It feels bad to pick Vanderbilt at the bottom of the league, once again, but with the SEC acquiring a surge of talent each of the last few years, the Commodores find themselves still in a transition as Jerry Stackhouse enters year two. Key pieces are returning like Scottie Pippen Jr. and Maxwell Evans, but unless one of them or someone else has an Aaron Nesmith like breakout season (and stays healthy) it’s hard to see Vanderbilt climbing too far out of the cellar this season.

The Commodores will most likely look better, and may actually be better, but so is the rest of the league around them. Similar to Texas A&M, Vanderbilt just doesn’t have enough to get into the next tier and compete with the large group of teams in the “middle of the pack” in the SEC. I think Stackhouse can work at Vanderbilt, but he’ll need much more patience than Bryce Drew received while he was in Nashville, and the injury bug has to leave the Commodores alone for at least a few years.

Player Stats

Every time I look at the stats that Aaron Nesmith put up in the first half of last season, it is even worse to know we missed out on a potential Player of the Year caliber season for Vanderbilt, and probably a few more wins.
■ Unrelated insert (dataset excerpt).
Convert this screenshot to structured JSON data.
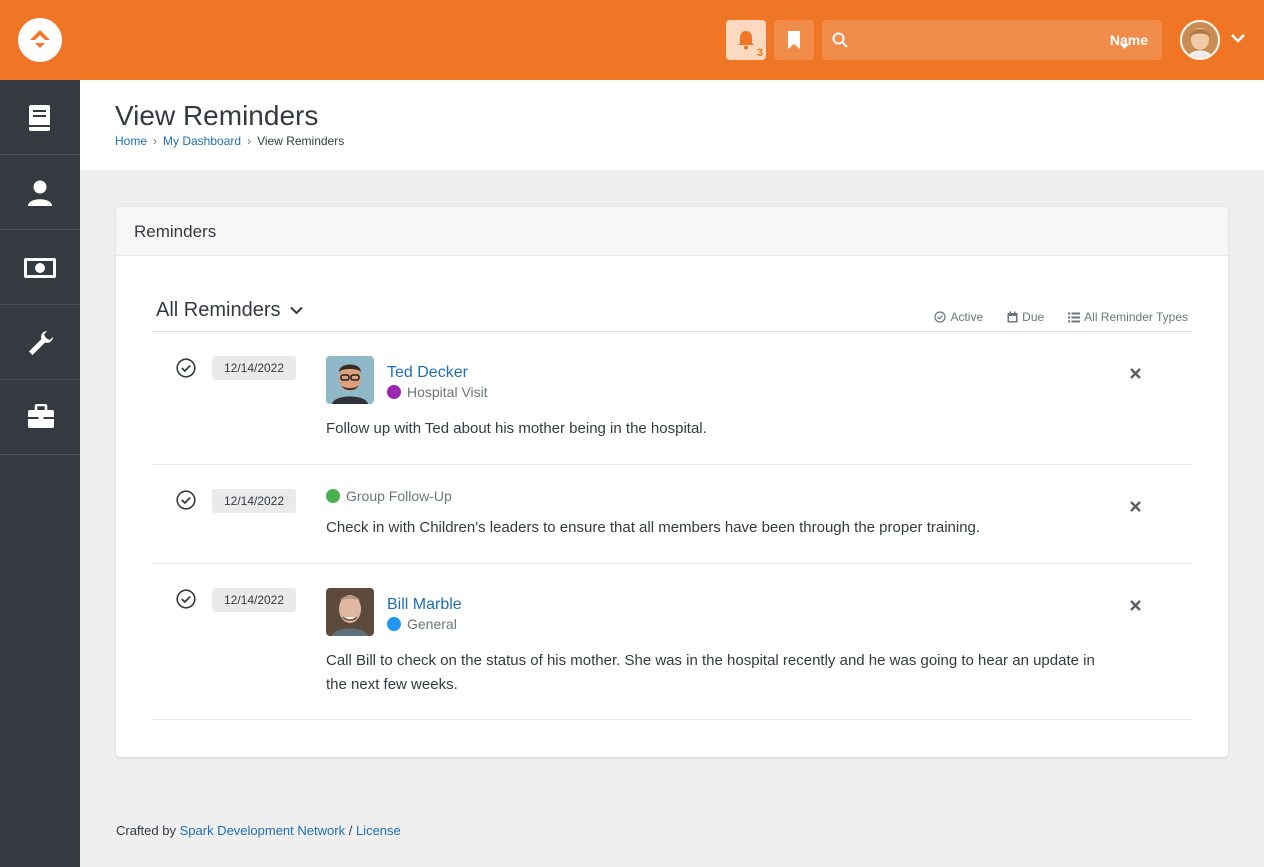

Although the injury set Vanderbilt back last season, it did provide more minutes and opportunities for young guys like Scottie Pippen Jr. and Dylan Disu. If those two can provide even more this upcoming season, after having a full year of starts already under their belt, the Commodores just might be able to pull off a few wins in the SEC.

The Dores will also have plenty of experience with Maxwell Evans and Ejike Obinna back for their senior season and Clevon Brown being granted another season of eligibility after going down with an injury early last season. Brown was on pace to be one of the better players statistically before the injury, so if he can stay healthy and keep up those stats against better competition, it’ll be yet another key for Vanderbilt getting out of the cellar.

Vanderbilt Player Stats for Returning and Non-Returning Players


Vanderbilt doesn’t have the most impressive recruiting class, but they make up for that through transfers. DJ Harvey and Quentin Millora-Brown are eligible after sitting out last season due to transfer rules. Isaac McBride will get to start right away after transferring from Kansas before playing a game for the Jayhawks.

High school prospects Tyrin Lawrence, Myles Stute, and Akeem Odusipe will all have time to develop behind the more experienced players and could manage to provide a contribution in ways that wouldn’t be expected based on their ranking alone.

Vanderbilt Newcomers

Depth Chart

There should be no problem scoring and getting production from Vanderbilt’s backcourt this season and the wealth of talent should provide competition within the guards to keep them all playing at their best. I think Quenton Jackson will get the nod to start the year because he had so much starting experience from last season and Jaxson Robinson just has too much talent not to be utilized. Right behind them will be Jay Jay Chandler, Cashius McNeilly, and Andre Gordon all fighting for minutes.

However, the front-court isn’t nearly as deep. After starters Flagg, Miller, and Marfo, there’s just one other scholarship forward listed on the roster and that’s 6’10” sophomore Jonathan Aku. Especially with the added risk of missing guys for COVID-19, the lack of availability of forwards could pose a serious issue down the stretch for the Aggies.

Vanderbilt Projected Depth Chart

Season Predictions

Overall, while there are possibilities for players to break out this season and Vanderbilt to take a step forward, the season will likely be another familiar one with quite a few losses. The Commodores didn’t back away from a challenge and have a pretty tough non-conference schedule including games against UConn, BYU or USC, SMU, and Davidson all away from home. I have each of those and the home game against Richmond all being losses to give Vanderbilt just a 4-5 record heading into SEC play.

The conference schedule isn’t any friendlier to the Dores since they don’t even get to play the other worse team, Georgia, at home. Home games against Mississippi State and Texas A&M might be the best opportunities for a few wins and I could also see Arkansas and Auburn be potential upsets when they have to travel to Memorial Gym.

While I don’t see a lot of wins on Vanderbilt’s schedule this season, the quality of their play will say a lot about this season and what the future looks like for the Commodores. Stackhouse managed to get a few wins last season in year one and if they can continue to look like they’re playing better against tough SEC competition and show the development of the young talent like Pippen Jr. and Evans, there might be a brighter future than the past few seasons.

Vanderbilt Game-by-Game Projections